- Kingdom held $116.8 billion as of March, Treasury data show
- Figures had been grouped with mostly OPEC nations since 1974
One of the great mysteries of the $13.4 trillion Treasuries market has been solved after more than 41 years.
The Treasury Department on Monday released a breakdown of Saudi Arabia’s holdings of U.S. debt, ending a longstanding policy of keeping the figures secret. The stockpile of the world’s biggest oil exporter stood at $116.8 billion as of March, up from $82.7 billion two years earlier, according to data disclosed in response to a Freedom-of-Information Act request filed by Bloomberg News.
The sum ranks the kingdom among the top dozen foreign nations in terms of holdings of U.S. debt, and compares with China’s $1.2 trillion trove, and $1.1 trillion for Japan.
The U.S. had kept the monarchy’s holdings under wraps since 1974, an unusual blackout born out of the aftermath of the Arab oil embargo, when a surge in crude prices left the American economy reeling and the U.S. struggling to lure petrodollars. Now the question of Saudi holdings is gaining importance as the monarchy faces fiscal pressure from the decline in oil prices since 2014 and costly wars in the Middle East.

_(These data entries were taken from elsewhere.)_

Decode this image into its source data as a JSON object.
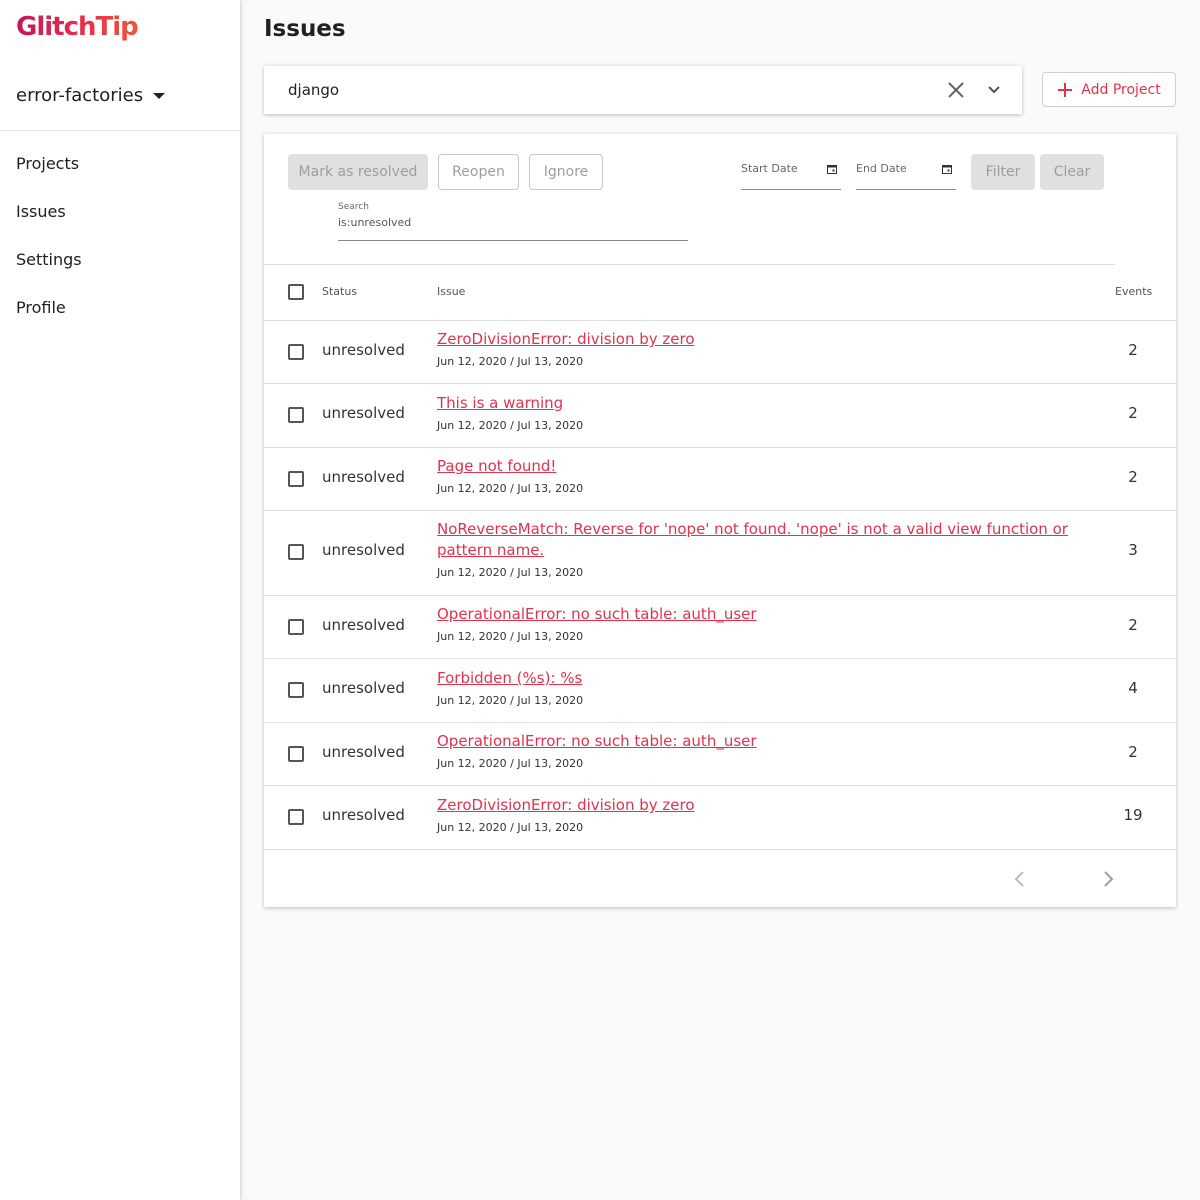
{
  "app": {
    "logo_text": "GlitchTip",
    "brand_color": "#e0334e"
  },
  "sidebar": {
    "org_name": "error-factories",
    "items": [
      {
        "label": "Projects"
      },
      {
        "label": "Issues"
      },
      {
        "label": "Settings"
      },
      {
        "label": "Profile"
      }
    ]
  },
  "page": {
    "title": "Issues"
  },
  "project_select": {
    "value": "django"
  },
  "add_project": {
    "label": "Add Project"
  },
  "toolbar": {
    "mark_resolved": "Mark as resolved",
    "reopen": "Reopen",
    "ignore": "Ignore",
    "start_date": "Start Date",
    "end_date": "End Date",
    "filter": "Filter",
    "clear": "Clear"
  },
  "search": {
    "label": "Search",
    "value": "is:unresolved"
  },
  "table": {
    "headers": {
      "status": "Status",
      "issue": "Issue",
      "events": "Events"
    },
    "rows": [
      {
        "status": "unresolved",
        "title": "ZeroDivisionError: division by zero",
        "dates": "Jun 12, 2020 / Jul 13, 2020",
        "events": "2"
      },
      {
        "status": "unresolved",
        "title": "This is a warning",
        "dates": "Jun 12, 2020 / Jul 13, 2020",
        "events": "2"
      },
      {
        "status": "unresolved",
        "title": "Page not found!",
        "dates": "Jun 12, 2020 / Jul 13, 2020",
        "events": "2"
      },
      {
        "status": "unresolved",
        "title": "NoReverseMatch: Reverse for 'nope' not found. 'nope' is not a valid view function or pattern name.",
        "dates": "Jun 12, 2020 / Jul 13, 2020",
        "events": "3"
      },
      {
        "status": "unresolved",
        "title": "OperationalError: no such table: auth_user",
        "dates": "Jun 12, 2020 / Jul 13, 2020",
        "events": "2"
      },
      {
        "status": "unresolved",
        "title": "Forbidden (%s): %s",
        "dates": "Jun 12, 2020 / Jul 13, 2020",
        "events": "4"
      },
      {
        "status": "unresolved",
        "title": "OperationalError: no such table: auth_user",
        "dates": "Jun 12, 2020 / Jul 13, 2020",
        "events": "2"
      },
      {
        "status": "unresolved",
        "title": "ZeroDivisionError: division by zero",
        "dates": "Jun 12, 2020 / Jul 13, 2020",
        "events": "19"
      }
    ]
  },
  "icons": {
    "org_dropdown": "caret-down-icon",
    "project_clear": "close-icon",
    "project_expand": "chevron-down-icon",
    "add": "plus-icon",
    "calendar": "calendar-icon",
    "prev": "chevron-left-icon",
    "next": "chevron-right-icon"
  }
}
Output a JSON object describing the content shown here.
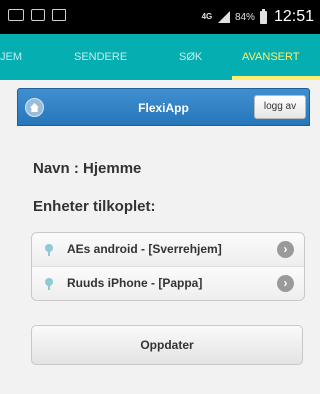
{
  "status_bar": {
    "icons": [
      "message-icon",
      "gallery-icon",
      "image-icon"
    ],
    "network": "4G",
    "battery": "84%",
    "time": "12:51"
  },
  "tabs": [
    {
      "label": "JEM",
      "active": false
    },
    {
      "label": "SENDERE",
      "active": false
    },
    {
      "label": "SØK",
      "active": false
    },
    {
      "label": "AVANSERT",
      "active": true
    }
  ],
  "app": {
    "title": "FlexiApp",
    "logout_label": "logg av",
    "name_line": "Navn : Hjemme",
    "devices_heading": "Enheter tilkoplet:",
    "devices": [
      {
        "label": "AEs android - [Sverrehjem]"
      },
      {
        "label": "Ruuds iPhone - [Pappa]"
      }
    ],
    "update_label": "Oppdater"
  },
  "colors": {
    "tab_bar": "#05aeb0",
    "active_tab": "#ffef6b",
    "header": "#2676ba"
  }
}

"It is very valuable information," said John Herrmann, director of U.S. rate strategy at Mitsubishi UFJ Securities USA in New York. "It just seemed like it was sort of a gentlemen’s agreement not to break it out -- They’re an ally. Conceal their holdings, keep them as an ally. It’s important to know how much the Saudis have and just monitor it now the way we monitor other accounts."
In the past year, Saudi Arabia burned through 16 percent of foreign-exchange reserves to bridge its biggest budget shortfall in a quarter-century, according to data from the nation’s central bank. The signs of strain are prompting concern over Saudi Arabia’s potential influence on the world’s largest and most important bond market.
Yet Monday’s disclosure may bring more questions than answers, because the tally represents only about 20 percent of Saudi Arabia’s $587 billion of foreign reserves, and central banks typically put about two-thirds of their coffers in dollars, according to International Monetary Fund data.
Some nations accumulate Treasuries in offshore financial centers, meaning the holdings show up under data of other countries. For example, Belgium, which held $143 billion of U.S. government debt as of February, is home to Chinese custodial accounts, analysts say.
“The politics has always been secretive, so have their finances,” said David Ottaway, a Middle East Fellow at the Woodrow Wilson International Center, a research institute in Washington. The Treasury’s figure for Saudi Arabia “is surprisingly not that much.”
Since the U.S. started releasing data on foreign ownership of Treasuries in 1974, the Treasury’s policy had been to group Saudi holdings in with 14 other mostly OPEC nations, including Kuwait, Nigeria and the United Arab Emirates, Bloomberg reported in January. The group held $281 billion as of February, down from a record of $298.4 billion in July.
“We recently undertook a thorough data and legal analysis to determine if we could report data in a more comprehensive and transparent fashion," Whitney Smith, a Treasury spokeswoman, said in an e-mailed statement. "We concluded that it was consistent with transparency and the law to disclose the data in a disaggregated fashion.”
In a sign that Treasury’s figures on the kingdom’s ownership may fall short of the full tally, the New York Times reported last month that Saudi officials threatened to sell $750 billion of Treasuries and other assets in the U.S. if Congress enacts a bill allowing the monarchy to be held responsible in American courts for any role in the Sept. 11, 2001, terror attacks.
The Saudi Finance Ministry declined to comment and the Saudi Arabian Monetary Agency couldn’t respond immediately to requests for comment.
Following is a table of U.S. debt holdings of the oil-producing nations for which the Treasury released data Monday:
|United Arab Emirates||62.5|
Source: U.S. Treasury Department. Data as of March.